Repeat the whole listing exactly, leaving nothing out.

#### [Records for this task]
____________________

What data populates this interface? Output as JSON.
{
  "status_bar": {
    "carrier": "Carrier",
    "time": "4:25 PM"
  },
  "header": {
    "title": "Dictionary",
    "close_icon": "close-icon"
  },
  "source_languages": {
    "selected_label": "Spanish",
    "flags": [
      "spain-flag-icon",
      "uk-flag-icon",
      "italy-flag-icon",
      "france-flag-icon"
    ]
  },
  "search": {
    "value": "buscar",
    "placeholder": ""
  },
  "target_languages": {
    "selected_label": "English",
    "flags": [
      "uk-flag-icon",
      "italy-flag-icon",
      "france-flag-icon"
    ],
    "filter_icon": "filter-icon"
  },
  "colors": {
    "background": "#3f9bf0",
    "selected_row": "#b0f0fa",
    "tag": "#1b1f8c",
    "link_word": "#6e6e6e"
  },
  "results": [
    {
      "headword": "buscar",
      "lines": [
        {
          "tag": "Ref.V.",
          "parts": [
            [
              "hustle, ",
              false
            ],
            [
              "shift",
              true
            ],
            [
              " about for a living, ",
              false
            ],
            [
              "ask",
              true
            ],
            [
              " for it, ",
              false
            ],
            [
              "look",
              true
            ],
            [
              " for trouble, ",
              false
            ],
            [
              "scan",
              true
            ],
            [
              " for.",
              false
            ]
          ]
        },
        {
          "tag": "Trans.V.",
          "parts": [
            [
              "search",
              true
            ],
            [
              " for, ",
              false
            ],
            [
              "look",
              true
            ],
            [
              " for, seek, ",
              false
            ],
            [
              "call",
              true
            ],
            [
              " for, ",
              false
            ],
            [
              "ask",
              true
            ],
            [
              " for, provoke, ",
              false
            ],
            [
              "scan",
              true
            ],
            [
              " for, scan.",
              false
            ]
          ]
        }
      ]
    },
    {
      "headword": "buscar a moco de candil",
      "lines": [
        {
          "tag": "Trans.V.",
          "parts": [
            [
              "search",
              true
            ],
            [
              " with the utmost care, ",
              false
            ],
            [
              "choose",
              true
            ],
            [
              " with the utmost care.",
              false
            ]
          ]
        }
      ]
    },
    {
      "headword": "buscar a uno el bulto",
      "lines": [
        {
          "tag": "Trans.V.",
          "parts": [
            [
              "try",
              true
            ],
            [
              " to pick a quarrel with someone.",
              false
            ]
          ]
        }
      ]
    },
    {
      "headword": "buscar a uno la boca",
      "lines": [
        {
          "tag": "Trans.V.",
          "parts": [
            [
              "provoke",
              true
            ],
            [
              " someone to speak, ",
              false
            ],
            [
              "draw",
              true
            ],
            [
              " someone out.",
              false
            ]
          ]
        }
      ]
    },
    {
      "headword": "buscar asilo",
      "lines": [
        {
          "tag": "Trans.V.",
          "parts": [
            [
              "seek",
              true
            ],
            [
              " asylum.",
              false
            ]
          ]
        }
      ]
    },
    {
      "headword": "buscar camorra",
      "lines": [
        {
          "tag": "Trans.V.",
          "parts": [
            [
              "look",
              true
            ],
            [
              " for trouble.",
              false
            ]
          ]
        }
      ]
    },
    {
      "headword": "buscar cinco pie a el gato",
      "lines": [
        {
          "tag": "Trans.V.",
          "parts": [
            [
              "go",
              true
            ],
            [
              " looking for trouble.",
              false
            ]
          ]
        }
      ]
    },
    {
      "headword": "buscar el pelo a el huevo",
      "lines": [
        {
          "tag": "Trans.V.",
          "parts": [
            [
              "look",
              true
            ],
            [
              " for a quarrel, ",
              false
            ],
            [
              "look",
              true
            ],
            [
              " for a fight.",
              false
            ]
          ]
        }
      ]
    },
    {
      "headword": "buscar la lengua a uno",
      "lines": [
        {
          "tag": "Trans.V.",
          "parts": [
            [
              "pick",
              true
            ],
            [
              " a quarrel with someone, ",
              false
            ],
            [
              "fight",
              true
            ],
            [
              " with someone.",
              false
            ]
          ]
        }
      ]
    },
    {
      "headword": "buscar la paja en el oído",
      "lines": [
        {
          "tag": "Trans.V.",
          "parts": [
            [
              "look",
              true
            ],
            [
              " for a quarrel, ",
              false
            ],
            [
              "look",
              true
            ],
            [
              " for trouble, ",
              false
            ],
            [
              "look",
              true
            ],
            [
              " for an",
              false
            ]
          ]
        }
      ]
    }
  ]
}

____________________

#### [Exercise response]
What data populates this interface? Output as JSON.
{
  "status_bar": {
    "carrier": "Carrier",
    "time": "4:25 PM"
  },
  "header": {
    "title": "Dictionary",
    "close_icon": "close-icon"
  },
  "source_languages": {
    "selected_label": "Spanish",
    "flags": [
      "spain-flag-icon",
      "uk-flag-icon",
      "italy-flag-icon",
      "france-flag-icon"
    ]
  },
  "search": {
    "value": "buscar",
    "placeholder": ""
  },
  "target_languages": {
    "selected_label": "English",
    "flags": [
      "uk-flag-icon",
      "italy-flag-icon",
      "france-flag-icon"
    ],
    "filter_icon": "filter-icon"
  },
  "colors": {
    "background": "#3f9bf0",
    "selected_row": "#b0f0fa",
    "tag": "#1b1f8c",
    "link_word": "#6e6e6e"
  },
  "results": [
    {
      "headword": "buscar",
      "lines": [
        {
          "tag": "Ref.V.",
          "parts": [
            [
              "hustle, ",
              false
            ],
            [
              "shift",
              true
            ],
            [
              " about for a living, ",
              false
            ],
            [
              "ask",
              true
            ],
            [
              " for it, ",
              false
            ],
            [
              "look",
              true
            ],
            [
              " for trouble, ",
              false
            ],
            [
              "scan",
              true
            ],
            [
              " for.",
              false
            ]
          ]
        },
        {
          "tag": "Trans.V.",
          "parts": [
            [
              "search",
              true
            ],
            [
              " for, ",
              false
            ],
            [
              "look",
              true
            ],
            [
              " for, seek, ",
              false
            ],
            [
              "call",
              true
            ],
            [
              " for, ",
              false
            ],
            [
              "ask",
              true
            ],
            [
              " for, provoke, ",
              false
            ],
            [
              "scan",
              true
            ],
            [
              " for, scan.",
              false
            ]
          ]
        }
      ]
    },
    {
      "headword": "buscar a moco de candil",
      "lines": [
        {
          "tag": "Trans.V.",
          "parts": [
            [
              "search",
              true
            ],
            [
              " with the utmost care, ",
              false
            ],
            [
              "choose",
              true
            ],
            [
              " with the utmost care.",
              false
            ]
          ]
        }
      ]
    },
    {
      "headword": "buscar a uno el bulto",
      "lines": [
        {
          "tag": "Trans.V.",
          "parts": [
            [
              "try",
              true
            ],
            [
              " to pick a quarrel with someone.",
              false
            ]
          ]
        }
      ]
    },
    {
      "headword": "buscar a uno la boca",
      "lines": [
        {
          "tag": "Trans.V.",
          "parts": [
            [
              "provoke",
              true
            ],
            [
              " someone to speak, ",
              false
            ],
            [
              "draw",
              true
            ],
            [
              " someone out.",
              false
            ]
          ]
        }
      ]
    },
    {
      "headword": "buscar asilo",
      "lines": [
        {
          "tag": "Trans.V.",
          "parts": [
            [
              "seek",
              true
            ],
            [
              " asylum.",
              false
            ]
          ]
        }
      ]
    },
    {
      "headword": "buscar camorra",
      "lines": [
        {
          "tag": "Trans.V.",
          "parts": [
            [
              "look",
              true
            ],
            [
              " for trouble.",
              false
            ]
          ]
        }
      ]
    },
    {
      "headword": "buscar cinco pie a el gato",
      "lines": [
        {
          "tag": "Trans.V.",
          "parts": [
            [
              "go",
              true
            ],
            [
              " looking for trouble.",
              false
            ]
          ]
        }
      ]
    },
    {
      "headword": "buscar el pelo a el huevo",
      "lines": [
        {
          "tag": "Trans.V.",
          "parts": [
            [
              "look",
              true
            ],
            [
              " for a quarrel, ",
              false
            ],
            [
              "look",
              true
            ],
            [
              " for a fight.",
              false
            ]
          ]
        }
      ]
    },
    {
      "headword": "buscar la lengua a uno",
      "lines": [
        {
          "tag": "Trans.V.",
          "parts": [
            [
              "pick",
              true
            ],
            [
              " a quarrel with someone, ",
              false
            ],
            [
              "fight",
              true
            ],
            [
              " with someone.",
              false
            ]
          ]
        }
      ]
    },
    {
      "headword": "buscar la paja en el oído",
      "lines": [
        {
          "tag": "Trans.V.",
          "parts": [
            [
              "look",
              true
            ],
            [
              " for a quarrel, ",
              false
            ],
            [
              "look",
              true
            ],
            [
              " for trouble, ",
              false
            ],
            [
              "look",
              true
            ],
            [
              " for an",
              false
            ]
          ]
        }
      ]
    }
  ]
}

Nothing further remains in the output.